Mass Spectrometry & Purification Techniques

Mass Spectrometry & Purification Techniques
Open Access

ISSN: 2469-9861

Short Communication - (2023)Volume 9, Issue 1

The Utility of Analytical Techniques in the Manufacturing of Alcoholic Beverages

John Ragab*
*Correspondence: John Ragab, Department of Chemistry, Cleveland State University, Cleveland, USA, Email:

Author info »


The rapid and precise differentiation of heterogeneous biological samples is a major challenge for analytical chemists and biologists alike. A Protein-Based Assay (PSA) was recently proved to be useful for identifying wine varietals, cellular stress, and urine.

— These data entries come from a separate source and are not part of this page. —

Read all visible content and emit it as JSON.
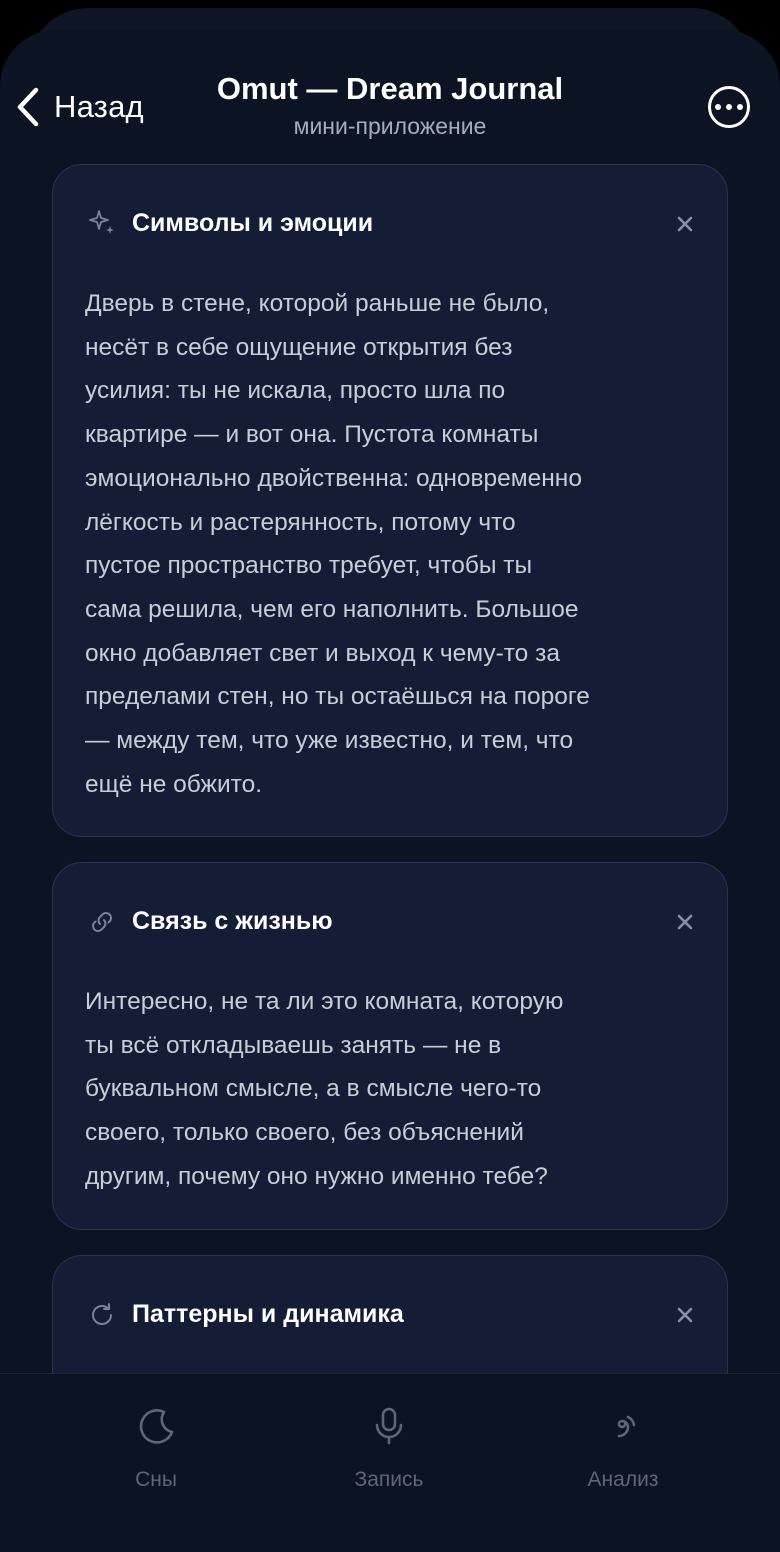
{
  "header": {
    "back_label": "Назад",
    "title": "Omut — Dream Journal",
    "subtitle": "мини-приложение"
  },
  "cards": [
    {
      "icon": "sparkle-icon",
      "title": "Символы и эмоции",
      "lines": [
        "Дверь в стене, которой раньше не было,",
        "несёт в себе ощущение открытия без",
        "усилия: ты не искала, просто шла по",
        "квартире — и вот она. Пустота комнаты",
        "эмоционально двойственна: одновременно",
        "лёгкость и растерянность, потому что",
        "пустое пространство требует, чтобы ты",
        "сама решила, чем его наполнить. Большое",
        "окно добавляет свет и выход к чему-то за",
        "пределами стен, но ты остаёшься на пороге",
        "— между тем, что уже известно, и тем, что",
        "ещё не обжито."
      ]
    },
    {
      "icon": "link-icon",
      "title": "Связь с жизнью",
      "lines": [
        "Интересно, не та ли это комната, которую",
        "ты всё откладываешь занять — не в",
        "буквальном смысле, а в смысле чего-то",
        "своего, только своего, без объяснений",
        "другим, почему оно нужно именно тебе?"
      ]
    },
    {
      "icon": "refresh-icon",
      "title": "Паттерны и динамика",
      "lines": []
    }
  ],
  "tabbar": {
    "tabs": [
      {
        "label": "Сны",
        "icon": "moon-icon"
      },
      {
        "label": "Запись",
        "icon": "microphone-icon"
      },
      {
        "label": "Анализ",
        "icon": "spiral-icon"
      }
    ]
  },
  "colors": {
    "background": "#0c1322",
    "card": "#151d36",
    "card_border": "#2a3350",
    "text_primary": "#ffffff",
    "text_body": "#c9cdd7",
    "text_muted": "#5f6678"
  }
}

The test employs serum albumin (SA), a relatively abundant protein in mammalian blood, as a sensor that functions by binding a fraction of the small molecules present in a sample [1-3]. When compared to direct LC-MS analysis, examination of selectively bound molecules by Liquid Chromatography Mass Spectrometry (LC-MS) enhances the capacity to discriminate and categorize samples. The test capitalizes on SA's biological activity as a transport protein in blood, taking up and delivering a payload of fatty acids, medicines, metal ions, and other substances. The PSA operates as an analytical instrument by selective concentration, lowering sample complexity and analysis time [4,5]. Its selective concentration results in improved sample differentiation and clustering in terms of biological therapy. The efficacy of the PSA as an analytical instrument for tracking the manufacture and ageing process of whisky was investigated in studies [6].

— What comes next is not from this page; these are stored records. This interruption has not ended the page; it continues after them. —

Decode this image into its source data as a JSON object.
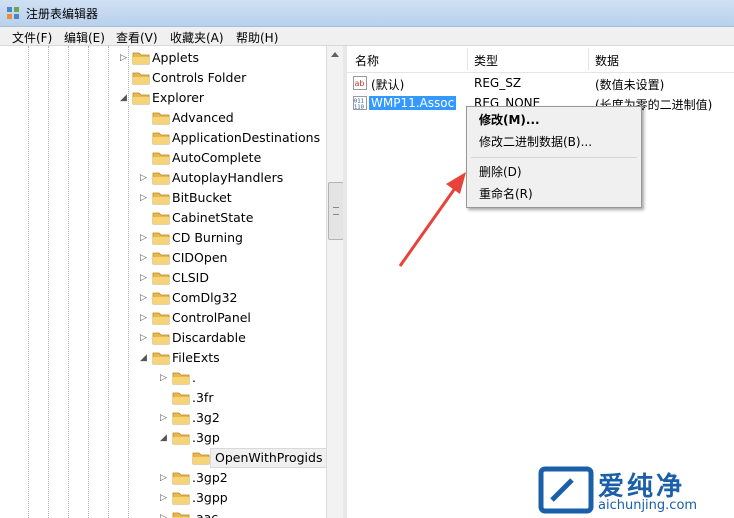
{
  "window": {
    "title": "注册表编辑器"
  },
  "menu": [
    "文件(F)",
    "编辑(E)",
    "查看(V)",
    "收藏夹(A)",
    "帮助(H)"
  ],
  "tree": [
    {
      "label": "Applets",
      "expander": "▷",
      "indent": 1
    },
    {
      "label": "Controls Folder",
      "expander": "",
      "indent": 1
    },
    {
      "label": "Explorer",
      "expander": "◢",
      "indent": 1
    },
    {
      "label": "Advanced",
      "expander": "",
      "indent": 2
    },
    {
      "label": "ApplicationDestinations",
      "expander": "",
      "indent": 2
    },
    {
      "label": "AutoComplete",
      "expander": "",
      "indent": 2
    },
    {
      "label": "AutoplayHandlers",
      "expander": "▷",
      "indent": 2
    },
    {
      "label": "BitBucket",
      "expander": "▷",
      "indent": 2
    },
    {
      "label": "CabinetState",
      "expander": "",
      "indent": 2
    },
    {
      "label": "CD Burning",
      "expander": "▷",
      "indent": 2
    },
    {
      "label": "CIDOpen",
      "expander": "▷",
      "indent": 2
    },
    {
      "label": "CLSID",
      "expander": "▷",
      "indent": 2
    },
    {
      "label": "ComDlg32",
      "expander": "▷",
      "indent": 2
    },
    {
      "label": "ControlPanel",
      "expander": "▷",
      "indent": 2
    },
    {
      "label": "Discardable",
      "expander": "▷",
      "indent": 2
    },
    {
      "label": "FileExts",
      "expander": "◢",
      "indent": 2
    },
    {
      "label": ".",
      "expander": "▷",
      "indent": 3
    },
    {
      "label": ".3fr",
      "expander": "",
      "indent": 3
    },
    {
      "label": ".3g2",
      "expander": "▷",
      "indent": 3
    },
    {
      "label": ".3gp",
      "expander": "◢",
      "indent": 3
    },
    {
      "label": "OpenWithProgids",
      "expander": "",
      "indent": 4,
      "selected": true
    },
    {
      "label": ".3gp2",
      "expander": "▷",
      "indent": 3
    },
    {
      "label": ".3gpp",
      "expander": "▷",
      "indent": 3
    },
    {
      "label": ".aac",
      "expander": "▷",
      "indent": 3
    }
  ],
  "list": {
    "headers": [
      "名称",
      "类型",
      "数据"
    ],
    "rows": [
      {
        "name": "(默认)",
        "type": "REG_SZ",
        "data": "(数值未设置)",
        "icon": "string-value-icon"
      },
      {
        "name": "WMP11.Assoc",
        "type": "REG_NONE",
        "data": "(长度为零的二进制值)",
        "icon": "binary-value-icon",
        "selected": true
      }
    ]
  },
  "context_menu": {
    "items": [
      {
        "label": "修改(M)...",
        "bold": true
      },
      {
        "label": "修改二进制数据(B)..."
      },
      {
        "label": "删除(D)"
      },
      {
        "label": "重命名(R)"
      }
    ]
  },
  "watermark": {
    "brand": "爱纯净",
    "url": "aichunjing.com"
  },
  "colors": {
    "selection": "#3399ff",
    "arrow": "#e8433a",
    "folder": "#e8b84a"
  }
}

The fermentation of cereal grains into ethanol, and thereafter alcoholic drinks, has a long and distinguished history. The earliest alcoholic beverage made by fermentation is considered to have occurred around 9,000 years ago in China [7,8]. The prehistoric Egyptians, and subsequently the Greeks, perfected the procedure and came to comprehend the advantages of drinking alcoholic beverages. Nevertheless, it wasn't until the 1500s that distillation of fermented cereal grains became popular in England, Ireland, and Scotland, and the manufacturing of whisky began. Since then, whisky has become a global commodity, with production throughout North America, Europe, and Asia. As demand for whisky increased, so did production, which led to a rise in adulteration. To address this, governments implemented initiatives to standardize manufacturing and quality. In the last decade, the growth of artisan distilleries has altered the face of the whisky business, resurrecting old questions. A way for hastening the ageing process of whisky has generated a boom in approaches and businesses focusing on ageing whisky [9,10]. This has increased the demand for analytical technologies capable of providing parameters that enable distilleries to follow the ageing process and identify adulterated or substandard product.

Before, there was a significant schism between distillers and scientists, with each desiring nothing to do with the other. In general, the industry has been sluggish to accept new procedures, and only recently has there been a push to use analytical techniques such as mass spectrometry to help in decision-making. The majority of whisky taste profiles have been determined using headspace or Solid Phase Micro Extraction (SPME) linked to Gas Chromatography based Mass Spectrometry (GC-MS). These methods are designed specifically for volatile substances. More thorough LC-MS studies are already being produced [11]. The major purpose of the GC and LCMS-based investigations was to find components common to certain whiskies (such as Scotch) that might be used to validate origin and purity, as well as characterize taste profiles from various distilleries. The time and effort required for sample preparation and analysis is a barrier to broad usage of these procedures. Each sample might take up to 90 minutes to complete. An approach that lowered sample preparation and collection time while improving information relevant to the analysis would be incredibly valuable.


Author Info

John Ragab*
Department of Chemistry, Cleveland State University, Cleveland, USA

Citation: Ragab J (2023) The Utility of Analytical Techniques in the Manufacturing of Alcoholic Beverages. J Mass Spectrum Purif Tech. 9:176.

Received: 03-Jan-2023, Manuscript No. MSO-23-22515; Editor assigned: 06-Jan-2023, Pre QC No. MSO-23-22515 (PQ); Reviewed: 20-Jan-2023, QC No. MSO-23-22515; Revised: 30-Jan-2023, Manuscript No. MSO-23-22515 (R); Published: 06-Feb-2023 , DOI: 10.35248/2469-9861.23.9.176

Copyright: © 2023 Ragab J. This is an open-access article distributed under the terms of the Creative Commons Attribution License, which permits unrestricted use, distribution, and reproduction in any medium, provided the original author and source are credited.